A chi-square test for independence is applied when you have two categorical variables from a single population. It is used to determine whether there is a significant association between the two variables.

The test consists of four steps: (1) state the hypotheses, (2) formulate an analysis plan, (3) analyze sample data, and (4) interpret results.

  • State the hypotheses. A chi-square test for independence is conducted on two categorical variables. Suppose that Variable A has r levels, and Variable B has c levels. The null hypothesis states that knowing the level of Variable A does not help you predict the level of Variable B. That is, the variables are independent. The alternative hypothesis states that the variables are not independent.

  • Formulate analysis plan. The analysis plan describes how to use sample data to accept or reject the null hypothesis. The plan should specify a significance level and should identify the chi-square test for independence as the test method.

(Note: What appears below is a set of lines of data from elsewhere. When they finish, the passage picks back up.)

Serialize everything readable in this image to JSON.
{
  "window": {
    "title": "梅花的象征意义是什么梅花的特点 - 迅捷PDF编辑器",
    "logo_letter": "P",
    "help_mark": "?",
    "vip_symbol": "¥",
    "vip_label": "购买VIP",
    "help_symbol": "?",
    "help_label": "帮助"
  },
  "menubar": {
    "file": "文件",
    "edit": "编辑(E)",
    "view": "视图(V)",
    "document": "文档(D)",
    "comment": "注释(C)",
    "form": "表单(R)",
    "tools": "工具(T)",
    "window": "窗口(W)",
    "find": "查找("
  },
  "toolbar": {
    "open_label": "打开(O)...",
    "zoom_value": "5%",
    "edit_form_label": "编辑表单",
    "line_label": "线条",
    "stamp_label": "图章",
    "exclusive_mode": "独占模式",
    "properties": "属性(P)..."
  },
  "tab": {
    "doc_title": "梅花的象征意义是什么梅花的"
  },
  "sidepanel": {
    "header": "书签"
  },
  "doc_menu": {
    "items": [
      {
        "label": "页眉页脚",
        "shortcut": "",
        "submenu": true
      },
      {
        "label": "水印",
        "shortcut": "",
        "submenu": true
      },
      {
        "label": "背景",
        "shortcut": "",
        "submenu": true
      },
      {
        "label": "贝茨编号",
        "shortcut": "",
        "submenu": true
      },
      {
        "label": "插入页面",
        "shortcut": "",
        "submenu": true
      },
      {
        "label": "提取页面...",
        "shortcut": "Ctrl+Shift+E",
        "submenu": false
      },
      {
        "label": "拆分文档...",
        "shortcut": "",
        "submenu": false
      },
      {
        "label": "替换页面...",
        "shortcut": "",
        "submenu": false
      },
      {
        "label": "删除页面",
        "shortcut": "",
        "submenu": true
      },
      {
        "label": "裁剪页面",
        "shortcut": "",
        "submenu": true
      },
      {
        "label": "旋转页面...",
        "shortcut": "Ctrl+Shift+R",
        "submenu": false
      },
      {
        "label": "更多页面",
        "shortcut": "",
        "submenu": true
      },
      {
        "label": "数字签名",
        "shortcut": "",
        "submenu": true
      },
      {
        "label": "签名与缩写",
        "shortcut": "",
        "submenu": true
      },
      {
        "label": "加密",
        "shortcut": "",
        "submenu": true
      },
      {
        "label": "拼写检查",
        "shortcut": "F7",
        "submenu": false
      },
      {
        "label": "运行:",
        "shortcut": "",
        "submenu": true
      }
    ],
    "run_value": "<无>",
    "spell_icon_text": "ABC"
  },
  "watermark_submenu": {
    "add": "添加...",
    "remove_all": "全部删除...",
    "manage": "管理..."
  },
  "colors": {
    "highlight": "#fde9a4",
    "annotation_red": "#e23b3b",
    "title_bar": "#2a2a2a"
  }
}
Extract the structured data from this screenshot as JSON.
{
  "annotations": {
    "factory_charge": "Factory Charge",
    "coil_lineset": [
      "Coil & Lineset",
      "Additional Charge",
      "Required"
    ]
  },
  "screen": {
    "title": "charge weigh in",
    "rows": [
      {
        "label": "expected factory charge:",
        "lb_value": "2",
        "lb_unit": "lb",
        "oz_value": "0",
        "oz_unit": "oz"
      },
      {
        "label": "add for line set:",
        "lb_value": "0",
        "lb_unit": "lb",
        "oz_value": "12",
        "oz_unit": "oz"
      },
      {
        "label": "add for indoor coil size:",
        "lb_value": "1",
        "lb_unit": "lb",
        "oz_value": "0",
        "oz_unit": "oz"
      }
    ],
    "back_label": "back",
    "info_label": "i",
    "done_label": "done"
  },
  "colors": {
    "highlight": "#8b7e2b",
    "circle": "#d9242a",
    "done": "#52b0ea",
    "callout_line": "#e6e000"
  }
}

  • Analyze sample data. Using sample data, find the degrees of freedom, expected frequencies, test statistic, and the P-value associated with the test statistic.

    • Degrees of freedom. The degrees of freedom (DF) is equal to:

      DF = (r - 1) * (c - 1)

      where r is the number of levels for one catagorical variable, and c is the number of levels for the other categorical variable.

    • Expected frequencies. The expected frequency counts are computed separately for each level of one categorical variable at each level of the other categorical variable. Compute r*c expected frequencies, according to the following formula.

      Er,c = (nr * nc) / n

      where Er,c is the expected frequency count for level r of Variable A and level c of Variable B, nr is the total number of sample observations at level r of Variable A, nc is the total number of sample observations at level c of Variable B, and n is the total sample size.

    • Test statistic. The test statistic is a chi-square random variable (Χ2) defined by the following equation.

      Χ2 = Σ [ (Or,c - Er,c)2 / Er,c ]

      where Or,c is the observed frequency count at level r of Variable A and level c of Variable B, and Er,c is the expected frequency count at level r of Variable A and level c of Variable B.

    • P-value. The P-value is the probability of observing a sample statistic as extreme as the test statistic. Since the test statistic is a chi-square, use the Chi-Square Distribution Calculator to assess the probability associated with the test statistic. Use the degrees of freedom computed above.

  • Interpret results. If the sample findings are unlikely, given the null hypothesis, the researcher rejects the null hypothesis. Typically, this involves comparing the P-value to the significance level , and rejecting the null hypothesis when the P-value is less than the significance level.
See also:   Chi-Square Test for Independence